• International Commission on Non-Ionizing Radiation Protection


• World Health Organization (WHO) International EMF Project


• National Radiological Protection Board (UK) (http://www.nrpb.org.uk/)

The Project has also helped develop a series of public information documents on
EMF issues. FDA and the Cellular Telecommunications & Internet Association
(CTIA) have a formal Cooperative Research and Development Agreement (CRADA)
to do research on wireless phone safety. FDA provides the scientific oversight,
obtaining input from experts in government, industry, and academic or-
ganizations. CTIA-funded research is conducted through contracts to independent
investigators. The initial research will include both laboratory studies and studies of
wireless phone users. The CRADA will also include a broad assessment of
additional research needs in the context of the latest research developments
around the world.

7. How can I find out how much radiofrequency energy exposure I can get by

using my wireless phone?

All phones sold in the United States must comply with Federal Communications
Commission (FCC) guidelines that limit radiofrequency energy (RF) exposures. FCC
established these guidelines in consultation with FDA and the other federal health
and safety agencies. The FCC limit for RF exposure from wireless telephones is set
at a Specific Absorption Rate (SAR) of 1.6 watts per kilogram (1.6 W/kg). The FCC
limit is consistent with the safety standards developed by the Institute of Electrical
and Electronic Engineering (IEEE) and the National Council on Radiation Protection
and Measurement. The exposure limit takes into consideration the body’s ability to
remove heat from the tissues that absorb energy from the wireless phone and is
set well below levels known to have effects. Manufacturers of wireless phones
must report the RF exposure level for each model of phone to the FCC. The FCC
website (http://www.fcc.gov/oet/rfsafety) gives directions for locating the FCC
identification number on your cellular telephone so you can find your phone’s RF
exposure level in the online listing.

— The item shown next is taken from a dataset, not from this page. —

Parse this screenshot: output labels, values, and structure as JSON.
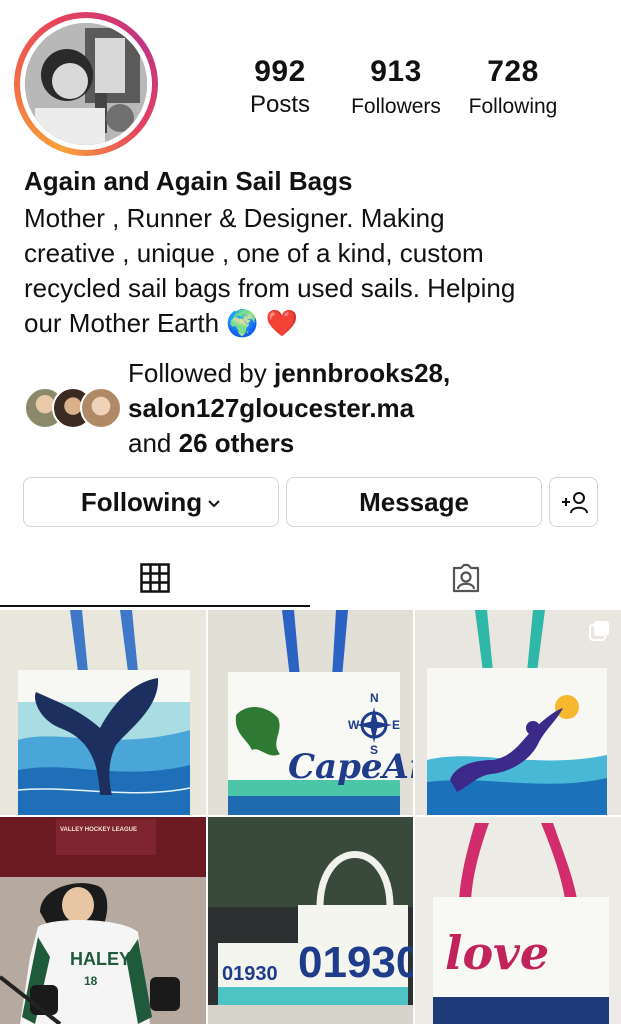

8. What has FDA done to measure the radiofrequency energy coming from

wireless phones ?

The Institute of Electrical and Electronic Engineers (IEEE) is developing a technical
standard for measuring the radiofrequency energy (RF) exposure from wireless
phones and other wireless handsets with the participation and leader-ship of FDA
scientists and engineers. The standard, “Recommended Practice for Determining
the Spatial-Peak Specific Absorption Rate (SAR) in the Human Body Due to
Wireless Communications Devices: Experimental Techniques,” sets forth the first
consistent test methodology for measuring the rate at which RF is deposited in the
heads of wireless phone users. The test method uses a tissue-simulating model of
the human head. Standardized SAR test methodology is expected to greatly
improve the consistency of measurements made at different laboratories on the
same phone. SAR is the measurement of the amount of energy absorbed in tissue,
either by the whole body or a small part of the body. It is measured in watts/kg (or
milliwatts/g) of matter. This measurement is used to determine whether a wireless
phone complies with safety guidelines.

9. What steps can I take to reduce my exposure to radiofrequency energy

from my wireless phone?

If there is a risk from these products—and at this point we do not know that there
is—it is probably very small. But if you are concerned about avoiding even
potential risks, you can take a few simple steps to minimize your exposure to
radiofrequency energy (RF). Since time is a key factor in how much exposure a
person receives, reducing the amount of time spent using a wireless phone will
reduce RF exposure.
• If you must conduct extended conversations by wireless phone every day, you

could place more distance between your body and the source of the RF, since
the exposure level drops off dramatically with distance. For example, you could
use a headset and carry the wireless phone away from your body or use a
wireless phone connected to a remote antenna.